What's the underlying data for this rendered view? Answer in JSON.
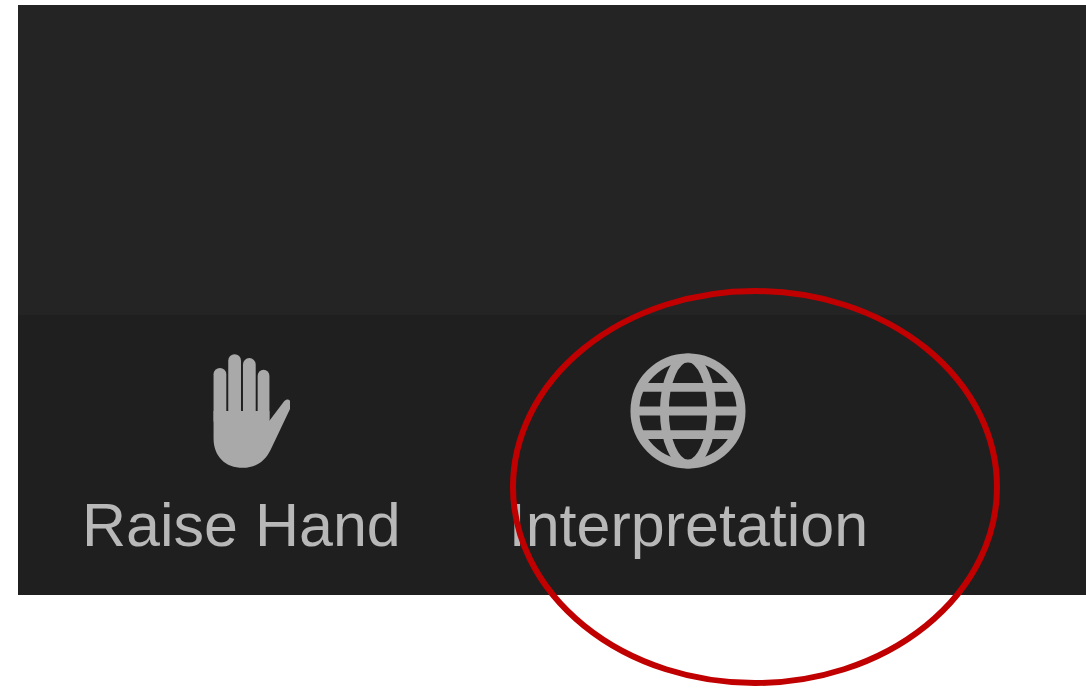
{
  "toolbar": {
    "buttons": [
      {
        "kind": "hand",
        "label": "Raise Hand"
      },
      {
        "kind": "globe",
        "label": "Interpretation"
      }
    ]
  },
  "annotation": {
    "kind": "ellipse",
    "color": "#c00000"
  }
}
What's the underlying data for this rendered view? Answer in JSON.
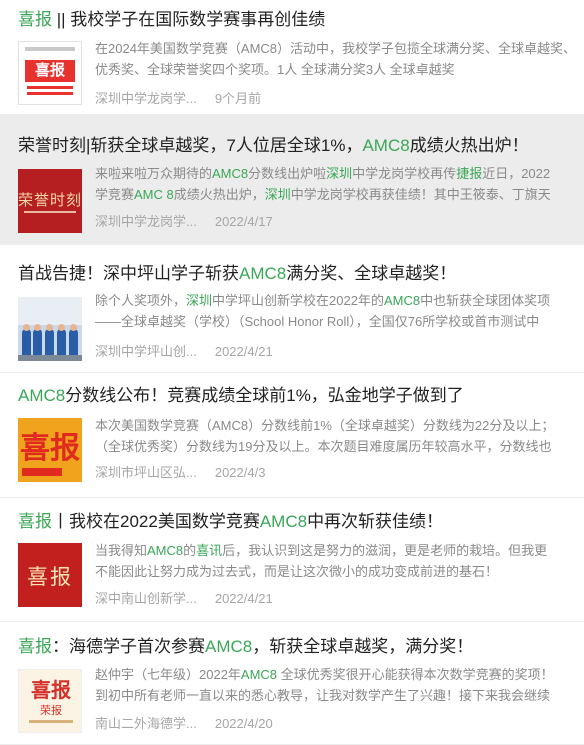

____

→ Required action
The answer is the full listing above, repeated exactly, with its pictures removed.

→ Result below
What's the underlying data for this rendered view? Answer in JSON.
{
  "toolbar": {
    "buttons": [
      {
        "kind": "hand",
        "label": "Raise Hand"
      },
      {
        "kind": "globe",
        "label": "Interpretation"
      }
    ]
  },
  "annotation": {
    "kind": "ellipse",
    "color": "#c00000"
  }
}
What's the underlying data for this rendered view? Answer in JSON.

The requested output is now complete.